“There were so many things going wrong in the club,” Bakke sighs. “There were new owners. When Ken Bates came in, it messed everything up.
“There were different managers coming in, and the players coming in were good lads but they were Championship players. We knew where we were going.”
Except for a short loan spell to reunite with O’Leary at Aston Villa, Bakke remained a Leeds player until returning to Norway with Brann in August 2006. Injuries had long begun to mount up, though, with just 25 of his 210 appearances for the club coming in his final three years at Elland Road.
Despite the obvious turmoil at the club, few envisaged Leeds would spend so long outside the Premier League. And fewer still could have predicted it would take the unlikely appointment of one of the world’s most influential and enigmatic managers to get them back.
“They needed some crazy guy to come in who was different,” Bakke says of Marcelo Bielsa. “It started with the Italian owners when they took over. There was something happening in the club. And they play the Leeds way – a little bit hard; they want to press and fight.

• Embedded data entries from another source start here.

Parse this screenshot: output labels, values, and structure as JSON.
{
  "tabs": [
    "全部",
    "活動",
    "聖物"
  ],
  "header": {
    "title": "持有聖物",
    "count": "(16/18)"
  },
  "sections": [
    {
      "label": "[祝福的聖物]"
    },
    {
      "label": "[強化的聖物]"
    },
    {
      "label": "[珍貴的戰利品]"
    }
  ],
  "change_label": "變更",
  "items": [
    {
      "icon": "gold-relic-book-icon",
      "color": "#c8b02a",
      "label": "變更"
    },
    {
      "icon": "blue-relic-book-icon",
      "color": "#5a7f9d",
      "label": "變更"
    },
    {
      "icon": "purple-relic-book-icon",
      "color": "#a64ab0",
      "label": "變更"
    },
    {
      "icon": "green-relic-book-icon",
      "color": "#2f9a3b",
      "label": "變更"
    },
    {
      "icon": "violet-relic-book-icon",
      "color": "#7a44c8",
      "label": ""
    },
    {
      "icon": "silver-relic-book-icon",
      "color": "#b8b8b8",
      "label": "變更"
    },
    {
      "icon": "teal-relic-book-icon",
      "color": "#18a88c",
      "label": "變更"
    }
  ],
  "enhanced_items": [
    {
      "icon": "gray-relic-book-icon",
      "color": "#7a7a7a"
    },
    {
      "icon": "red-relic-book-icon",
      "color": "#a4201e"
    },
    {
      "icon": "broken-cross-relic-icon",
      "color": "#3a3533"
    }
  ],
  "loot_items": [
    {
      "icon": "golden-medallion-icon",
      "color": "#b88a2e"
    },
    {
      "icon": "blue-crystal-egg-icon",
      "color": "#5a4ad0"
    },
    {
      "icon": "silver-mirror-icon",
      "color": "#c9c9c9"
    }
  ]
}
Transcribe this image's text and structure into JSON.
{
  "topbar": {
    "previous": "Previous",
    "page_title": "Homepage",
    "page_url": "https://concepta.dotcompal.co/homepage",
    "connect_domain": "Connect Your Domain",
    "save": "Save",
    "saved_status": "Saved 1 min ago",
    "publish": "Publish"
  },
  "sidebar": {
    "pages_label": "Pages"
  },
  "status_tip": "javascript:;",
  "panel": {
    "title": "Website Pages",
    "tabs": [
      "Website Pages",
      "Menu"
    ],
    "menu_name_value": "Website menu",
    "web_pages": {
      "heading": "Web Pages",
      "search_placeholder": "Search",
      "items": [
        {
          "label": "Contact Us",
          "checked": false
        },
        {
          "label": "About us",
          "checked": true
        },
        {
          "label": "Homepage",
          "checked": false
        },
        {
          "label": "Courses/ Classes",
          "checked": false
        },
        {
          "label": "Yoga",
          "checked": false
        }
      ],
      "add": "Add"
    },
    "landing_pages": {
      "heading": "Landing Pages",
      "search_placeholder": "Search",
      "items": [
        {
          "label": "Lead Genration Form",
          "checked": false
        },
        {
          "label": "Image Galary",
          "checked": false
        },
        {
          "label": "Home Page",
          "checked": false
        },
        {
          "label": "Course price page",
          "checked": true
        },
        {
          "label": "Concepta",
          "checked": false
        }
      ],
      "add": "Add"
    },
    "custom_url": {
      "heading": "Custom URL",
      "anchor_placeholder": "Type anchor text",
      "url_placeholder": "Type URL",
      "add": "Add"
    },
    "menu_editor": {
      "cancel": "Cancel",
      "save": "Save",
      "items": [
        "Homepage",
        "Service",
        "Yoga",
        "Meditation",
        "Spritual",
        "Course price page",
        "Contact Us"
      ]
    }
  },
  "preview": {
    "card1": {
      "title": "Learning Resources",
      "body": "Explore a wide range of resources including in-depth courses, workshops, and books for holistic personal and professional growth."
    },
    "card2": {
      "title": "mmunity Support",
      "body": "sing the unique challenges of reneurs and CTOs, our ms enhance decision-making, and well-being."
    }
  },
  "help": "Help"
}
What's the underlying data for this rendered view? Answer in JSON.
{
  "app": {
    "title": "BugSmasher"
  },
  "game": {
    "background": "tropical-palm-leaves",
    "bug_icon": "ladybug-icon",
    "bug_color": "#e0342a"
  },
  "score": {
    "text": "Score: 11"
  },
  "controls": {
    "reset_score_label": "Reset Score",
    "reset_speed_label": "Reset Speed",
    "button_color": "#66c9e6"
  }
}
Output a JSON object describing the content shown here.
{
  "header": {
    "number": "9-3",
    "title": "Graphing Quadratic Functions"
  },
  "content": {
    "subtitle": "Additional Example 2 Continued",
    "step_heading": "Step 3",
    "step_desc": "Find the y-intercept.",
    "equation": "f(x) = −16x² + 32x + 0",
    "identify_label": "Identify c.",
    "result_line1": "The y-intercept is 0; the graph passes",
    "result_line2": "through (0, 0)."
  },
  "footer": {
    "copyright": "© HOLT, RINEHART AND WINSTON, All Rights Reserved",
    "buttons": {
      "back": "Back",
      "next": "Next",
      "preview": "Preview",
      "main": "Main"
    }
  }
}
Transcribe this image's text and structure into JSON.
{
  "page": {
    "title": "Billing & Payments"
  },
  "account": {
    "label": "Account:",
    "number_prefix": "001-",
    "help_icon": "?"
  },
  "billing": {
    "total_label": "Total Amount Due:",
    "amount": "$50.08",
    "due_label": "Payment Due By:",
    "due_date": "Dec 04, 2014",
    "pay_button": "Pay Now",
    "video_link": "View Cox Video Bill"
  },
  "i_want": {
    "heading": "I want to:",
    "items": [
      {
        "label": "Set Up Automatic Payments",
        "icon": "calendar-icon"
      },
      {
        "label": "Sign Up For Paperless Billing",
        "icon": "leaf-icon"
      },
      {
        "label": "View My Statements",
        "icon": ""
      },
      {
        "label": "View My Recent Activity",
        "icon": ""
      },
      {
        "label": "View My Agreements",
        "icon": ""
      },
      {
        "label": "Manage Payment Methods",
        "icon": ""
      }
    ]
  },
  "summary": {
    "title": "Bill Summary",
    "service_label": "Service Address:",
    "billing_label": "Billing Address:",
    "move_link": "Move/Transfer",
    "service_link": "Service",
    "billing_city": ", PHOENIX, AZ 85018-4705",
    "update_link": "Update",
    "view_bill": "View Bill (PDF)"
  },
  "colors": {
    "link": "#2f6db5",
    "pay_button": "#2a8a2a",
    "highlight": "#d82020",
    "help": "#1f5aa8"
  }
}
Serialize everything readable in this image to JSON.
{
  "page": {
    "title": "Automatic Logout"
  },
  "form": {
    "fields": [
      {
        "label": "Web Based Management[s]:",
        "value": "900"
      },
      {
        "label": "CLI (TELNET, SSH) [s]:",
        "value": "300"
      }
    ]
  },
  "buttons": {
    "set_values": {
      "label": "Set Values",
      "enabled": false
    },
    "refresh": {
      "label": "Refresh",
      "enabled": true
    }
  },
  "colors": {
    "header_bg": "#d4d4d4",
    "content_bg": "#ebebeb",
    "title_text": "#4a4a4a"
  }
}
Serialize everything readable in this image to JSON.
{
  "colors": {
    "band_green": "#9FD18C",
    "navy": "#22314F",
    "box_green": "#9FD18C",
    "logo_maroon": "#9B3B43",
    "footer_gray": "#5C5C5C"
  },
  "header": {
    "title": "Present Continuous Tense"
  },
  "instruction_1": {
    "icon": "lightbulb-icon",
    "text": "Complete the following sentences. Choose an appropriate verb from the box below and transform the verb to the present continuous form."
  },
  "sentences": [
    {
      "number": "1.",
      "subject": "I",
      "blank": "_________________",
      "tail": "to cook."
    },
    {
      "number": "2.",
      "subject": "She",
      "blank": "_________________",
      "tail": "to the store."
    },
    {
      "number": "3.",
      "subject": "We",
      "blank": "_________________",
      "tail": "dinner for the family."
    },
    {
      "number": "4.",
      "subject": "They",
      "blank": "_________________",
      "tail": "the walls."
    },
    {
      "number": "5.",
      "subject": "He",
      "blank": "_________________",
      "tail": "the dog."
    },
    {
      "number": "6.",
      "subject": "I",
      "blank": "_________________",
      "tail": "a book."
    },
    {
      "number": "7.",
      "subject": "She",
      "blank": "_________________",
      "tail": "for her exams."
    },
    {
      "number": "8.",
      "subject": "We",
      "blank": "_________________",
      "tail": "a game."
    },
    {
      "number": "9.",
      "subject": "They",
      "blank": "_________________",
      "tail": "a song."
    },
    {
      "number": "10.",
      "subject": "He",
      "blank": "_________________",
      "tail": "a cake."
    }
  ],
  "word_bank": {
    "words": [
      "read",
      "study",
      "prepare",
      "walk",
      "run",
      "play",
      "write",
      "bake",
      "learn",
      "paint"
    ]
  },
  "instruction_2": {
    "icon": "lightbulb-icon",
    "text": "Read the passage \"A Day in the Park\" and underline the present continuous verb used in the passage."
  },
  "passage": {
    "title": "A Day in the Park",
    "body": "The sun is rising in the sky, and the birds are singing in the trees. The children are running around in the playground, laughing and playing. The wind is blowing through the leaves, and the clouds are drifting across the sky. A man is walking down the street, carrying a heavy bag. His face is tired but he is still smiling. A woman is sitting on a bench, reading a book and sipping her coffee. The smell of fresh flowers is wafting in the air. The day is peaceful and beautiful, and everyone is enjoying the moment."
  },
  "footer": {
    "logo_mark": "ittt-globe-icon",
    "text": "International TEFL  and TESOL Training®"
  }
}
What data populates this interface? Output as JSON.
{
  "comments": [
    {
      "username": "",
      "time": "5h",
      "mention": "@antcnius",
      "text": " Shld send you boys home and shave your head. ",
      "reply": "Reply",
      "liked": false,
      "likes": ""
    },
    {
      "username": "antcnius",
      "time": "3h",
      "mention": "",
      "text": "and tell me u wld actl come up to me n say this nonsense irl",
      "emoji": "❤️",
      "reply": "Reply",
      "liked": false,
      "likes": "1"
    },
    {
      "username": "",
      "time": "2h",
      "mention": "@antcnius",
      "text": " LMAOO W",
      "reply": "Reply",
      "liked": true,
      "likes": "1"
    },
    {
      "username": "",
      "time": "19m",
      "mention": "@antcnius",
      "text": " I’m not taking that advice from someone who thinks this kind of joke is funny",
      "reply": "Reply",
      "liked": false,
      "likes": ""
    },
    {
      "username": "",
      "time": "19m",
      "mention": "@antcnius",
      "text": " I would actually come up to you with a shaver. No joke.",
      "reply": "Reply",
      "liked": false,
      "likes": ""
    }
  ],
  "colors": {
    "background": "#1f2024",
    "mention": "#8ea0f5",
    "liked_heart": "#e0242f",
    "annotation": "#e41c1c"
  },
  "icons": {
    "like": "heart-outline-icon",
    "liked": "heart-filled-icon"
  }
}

“It looked like we were never going to come back. Now he’s done it, and not by buying his way into it; he’s not spent a lot of money like other teams. Hopefully they can build on this now and stay in the league for many years to come.”
The supporters in Sogndal are hopeful Bielsa can banish the bad times for good and keep Leeds in the Premier League. Staying up this season would certainly warrant another celebration down the local pub, whether joined by a star of the club’s past glories or not.
By Ryan Baldi